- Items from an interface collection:
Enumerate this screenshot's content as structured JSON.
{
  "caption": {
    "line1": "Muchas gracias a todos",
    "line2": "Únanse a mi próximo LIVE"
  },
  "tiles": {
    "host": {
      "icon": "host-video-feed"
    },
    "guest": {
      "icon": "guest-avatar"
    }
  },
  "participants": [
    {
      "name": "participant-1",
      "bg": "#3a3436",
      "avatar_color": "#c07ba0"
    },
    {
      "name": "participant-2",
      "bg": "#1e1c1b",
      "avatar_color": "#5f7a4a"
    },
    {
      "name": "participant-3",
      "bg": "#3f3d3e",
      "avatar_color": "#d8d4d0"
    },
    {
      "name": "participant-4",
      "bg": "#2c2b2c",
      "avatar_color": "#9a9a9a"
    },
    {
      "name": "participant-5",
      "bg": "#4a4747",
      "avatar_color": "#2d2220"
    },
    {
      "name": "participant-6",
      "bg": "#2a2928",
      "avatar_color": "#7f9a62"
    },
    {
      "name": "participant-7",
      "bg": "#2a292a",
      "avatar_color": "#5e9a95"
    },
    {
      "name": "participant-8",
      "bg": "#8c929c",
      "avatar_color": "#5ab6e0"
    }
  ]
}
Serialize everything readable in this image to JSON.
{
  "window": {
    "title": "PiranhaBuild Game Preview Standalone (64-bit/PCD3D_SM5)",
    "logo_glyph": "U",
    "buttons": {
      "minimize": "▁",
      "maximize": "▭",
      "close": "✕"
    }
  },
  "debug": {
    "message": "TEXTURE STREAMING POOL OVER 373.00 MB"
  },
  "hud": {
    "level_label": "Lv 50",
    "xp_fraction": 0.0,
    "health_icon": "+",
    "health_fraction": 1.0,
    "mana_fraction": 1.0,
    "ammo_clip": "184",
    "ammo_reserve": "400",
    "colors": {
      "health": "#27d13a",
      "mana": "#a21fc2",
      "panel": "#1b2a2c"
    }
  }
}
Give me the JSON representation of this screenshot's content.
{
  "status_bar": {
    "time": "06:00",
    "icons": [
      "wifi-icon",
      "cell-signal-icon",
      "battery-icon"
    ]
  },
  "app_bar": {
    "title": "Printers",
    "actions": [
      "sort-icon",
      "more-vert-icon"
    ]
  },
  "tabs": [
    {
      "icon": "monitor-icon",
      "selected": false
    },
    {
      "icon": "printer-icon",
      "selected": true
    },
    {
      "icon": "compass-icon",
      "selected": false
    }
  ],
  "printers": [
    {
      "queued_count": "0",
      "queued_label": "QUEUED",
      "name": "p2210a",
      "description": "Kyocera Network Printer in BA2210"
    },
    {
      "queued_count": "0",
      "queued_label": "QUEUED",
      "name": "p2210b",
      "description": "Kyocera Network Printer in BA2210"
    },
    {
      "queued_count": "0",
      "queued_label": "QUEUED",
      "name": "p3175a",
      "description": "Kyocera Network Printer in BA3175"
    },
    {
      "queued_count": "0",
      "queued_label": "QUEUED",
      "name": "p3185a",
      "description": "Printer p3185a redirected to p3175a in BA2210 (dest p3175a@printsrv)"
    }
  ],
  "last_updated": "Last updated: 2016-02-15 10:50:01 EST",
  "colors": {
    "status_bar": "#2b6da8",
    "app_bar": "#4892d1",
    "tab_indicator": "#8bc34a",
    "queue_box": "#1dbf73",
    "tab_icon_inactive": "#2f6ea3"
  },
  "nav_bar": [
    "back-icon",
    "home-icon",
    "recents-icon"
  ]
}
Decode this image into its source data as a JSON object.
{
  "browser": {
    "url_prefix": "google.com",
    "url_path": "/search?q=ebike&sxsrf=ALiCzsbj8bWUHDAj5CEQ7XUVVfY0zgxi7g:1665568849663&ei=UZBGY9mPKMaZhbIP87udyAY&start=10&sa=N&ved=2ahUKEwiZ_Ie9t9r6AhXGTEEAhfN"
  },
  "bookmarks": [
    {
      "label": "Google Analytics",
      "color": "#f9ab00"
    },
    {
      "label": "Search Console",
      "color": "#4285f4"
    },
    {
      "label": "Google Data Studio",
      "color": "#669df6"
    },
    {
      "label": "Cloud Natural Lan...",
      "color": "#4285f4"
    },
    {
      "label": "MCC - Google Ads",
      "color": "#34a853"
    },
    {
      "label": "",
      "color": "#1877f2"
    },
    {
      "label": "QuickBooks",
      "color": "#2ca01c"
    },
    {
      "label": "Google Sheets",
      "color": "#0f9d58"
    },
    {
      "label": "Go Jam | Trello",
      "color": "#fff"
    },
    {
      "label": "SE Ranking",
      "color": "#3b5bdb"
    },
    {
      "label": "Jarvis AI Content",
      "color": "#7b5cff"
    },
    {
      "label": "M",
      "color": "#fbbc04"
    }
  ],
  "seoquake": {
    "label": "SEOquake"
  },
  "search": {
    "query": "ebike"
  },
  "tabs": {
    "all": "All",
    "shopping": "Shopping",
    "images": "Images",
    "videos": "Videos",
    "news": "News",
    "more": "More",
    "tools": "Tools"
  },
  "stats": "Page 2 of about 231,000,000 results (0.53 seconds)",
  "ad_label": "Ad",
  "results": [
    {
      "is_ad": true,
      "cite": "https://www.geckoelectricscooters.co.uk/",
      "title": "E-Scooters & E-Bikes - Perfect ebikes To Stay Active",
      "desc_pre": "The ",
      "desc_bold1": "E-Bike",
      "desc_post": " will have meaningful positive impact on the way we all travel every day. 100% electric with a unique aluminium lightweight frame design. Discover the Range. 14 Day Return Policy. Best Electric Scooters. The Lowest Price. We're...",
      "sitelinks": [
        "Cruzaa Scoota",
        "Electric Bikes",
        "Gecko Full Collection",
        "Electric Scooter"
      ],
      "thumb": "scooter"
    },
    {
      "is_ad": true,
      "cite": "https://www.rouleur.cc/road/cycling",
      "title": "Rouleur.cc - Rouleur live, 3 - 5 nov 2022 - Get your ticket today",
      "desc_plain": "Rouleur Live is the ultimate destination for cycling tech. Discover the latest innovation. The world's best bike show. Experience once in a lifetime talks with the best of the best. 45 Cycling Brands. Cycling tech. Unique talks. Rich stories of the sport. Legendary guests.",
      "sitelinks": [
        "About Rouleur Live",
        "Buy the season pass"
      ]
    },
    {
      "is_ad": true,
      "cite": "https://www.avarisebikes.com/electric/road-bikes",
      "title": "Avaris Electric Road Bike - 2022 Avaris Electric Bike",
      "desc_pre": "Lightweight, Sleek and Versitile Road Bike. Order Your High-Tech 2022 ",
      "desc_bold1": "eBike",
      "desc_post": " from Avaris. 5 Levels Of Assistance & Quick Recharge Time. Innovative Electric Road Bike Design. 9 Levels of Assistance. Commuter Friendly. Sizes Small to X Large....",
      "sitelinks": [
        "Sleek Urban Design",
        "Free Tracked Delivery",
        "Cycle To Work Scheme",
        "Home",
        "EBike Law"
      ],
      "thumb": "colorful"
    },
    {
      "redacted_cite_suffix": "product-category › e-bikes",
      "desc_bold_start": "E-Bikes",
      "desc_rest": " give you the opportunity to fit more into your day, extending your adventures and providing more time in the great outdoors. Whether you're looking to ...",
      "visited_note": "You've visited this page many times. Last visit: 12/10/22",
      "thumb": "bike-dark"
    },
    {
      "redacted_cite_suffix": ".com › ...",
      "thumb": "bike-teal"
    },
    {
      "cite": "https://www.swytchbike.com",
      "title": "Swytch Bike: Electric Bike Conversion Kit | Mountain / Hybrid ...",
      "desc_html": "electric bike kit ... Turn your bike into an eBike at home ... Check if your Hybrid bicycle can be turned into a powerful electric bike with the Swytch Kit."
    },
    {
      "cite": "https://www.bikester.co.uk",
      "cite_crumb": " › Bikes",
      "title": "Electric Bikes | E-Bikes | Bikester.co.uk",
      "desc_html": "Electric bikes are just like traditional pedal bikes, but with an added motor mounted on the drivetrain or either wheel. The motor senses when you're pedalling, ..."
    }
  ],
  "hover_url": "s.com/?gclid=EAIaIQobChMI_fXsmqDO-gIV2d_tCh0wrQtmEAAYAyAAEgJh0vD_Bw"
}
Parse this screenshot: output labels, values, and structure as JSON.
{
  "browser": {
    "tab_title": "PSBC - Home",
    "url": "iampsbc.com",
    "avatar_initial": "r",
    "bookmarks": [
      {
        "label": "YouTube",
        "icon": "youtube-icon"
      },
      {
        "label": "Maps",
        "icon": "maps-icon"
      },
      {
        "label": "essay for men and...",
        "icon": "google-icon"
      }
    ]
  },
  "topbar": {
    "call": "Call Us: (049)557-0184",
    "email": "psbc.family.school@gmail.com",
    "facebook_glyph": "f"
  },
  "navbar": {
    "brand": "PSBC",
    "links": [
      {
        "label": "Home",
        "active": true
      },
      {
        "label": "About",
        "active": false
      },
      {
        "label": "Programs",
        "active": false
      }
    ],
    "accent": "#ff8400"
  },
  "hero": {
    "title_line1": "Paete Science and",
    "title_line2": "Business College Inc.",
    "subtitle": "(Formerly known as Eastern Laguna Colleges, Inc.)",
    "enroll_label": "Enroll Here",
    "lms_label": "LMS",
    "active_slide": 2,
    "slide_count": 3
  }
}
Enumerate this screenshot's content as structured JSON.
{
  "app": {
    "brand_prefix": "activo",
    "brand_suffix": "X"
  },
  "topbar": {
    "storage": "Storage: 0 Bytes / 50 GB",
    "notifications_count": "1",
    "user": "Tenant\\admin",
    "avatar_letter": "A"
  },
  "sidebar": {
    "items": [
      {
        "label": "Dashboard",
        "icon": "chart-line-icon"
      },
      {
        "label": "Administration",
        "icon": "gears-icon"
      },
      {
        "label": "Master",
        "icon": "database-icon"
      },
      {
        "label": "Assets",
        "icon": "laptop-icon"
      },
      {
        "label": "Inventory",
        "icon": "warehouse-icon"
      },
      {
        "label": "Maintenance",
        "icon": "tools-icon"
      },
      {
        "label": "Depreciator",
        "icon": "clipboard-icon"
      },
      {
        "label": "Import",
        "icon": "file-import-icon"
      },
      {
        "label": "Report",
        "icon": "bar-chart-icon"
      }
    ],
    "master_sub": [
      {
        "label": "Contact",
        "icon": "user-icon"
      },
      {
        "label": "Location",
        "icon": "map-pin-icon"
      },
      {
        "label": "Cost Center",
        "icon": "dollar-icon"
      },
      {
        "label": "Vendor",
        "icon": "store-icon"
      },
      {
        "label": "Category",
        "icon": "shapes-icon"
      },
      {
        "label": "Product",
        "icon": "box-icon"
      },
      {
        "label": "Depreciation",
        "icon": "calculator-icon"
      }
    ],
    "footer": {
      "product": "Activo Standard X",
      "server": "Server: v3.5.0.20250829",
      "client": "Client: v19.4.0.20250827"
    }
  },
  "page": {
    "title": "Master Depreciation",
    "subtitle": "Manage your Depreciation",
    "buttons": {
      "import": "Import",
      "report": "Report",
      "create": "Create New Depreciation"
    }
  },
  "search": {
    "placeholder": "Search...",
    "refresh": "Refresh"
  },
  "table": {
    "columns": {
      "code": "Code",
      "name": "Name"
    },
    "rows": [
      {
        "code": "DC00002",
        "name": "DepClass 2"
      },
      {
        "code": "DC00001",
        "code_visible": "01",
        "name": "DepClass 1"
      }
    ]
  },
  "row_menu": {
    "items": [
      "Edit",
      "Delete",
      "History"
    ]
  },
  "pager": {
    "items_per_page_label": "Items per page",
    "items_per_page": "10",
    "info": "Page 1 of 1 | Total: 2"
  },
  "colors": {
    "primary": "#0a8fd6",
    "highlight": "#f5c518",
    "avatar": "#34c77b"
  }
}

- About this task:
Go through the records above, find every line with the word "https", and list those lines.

- Exercise answer:
      "cite": "https://www.geckoelectricscooters.co.uk/",
      "cite": "https://www.rouleur.cc/road/cycling",
      "cite": "https://www.avarisebikes.com/electric/road-bikes",
      "cite": "https://www.swytchbike.com",
      "cite": "https://www.bikester.co.uk",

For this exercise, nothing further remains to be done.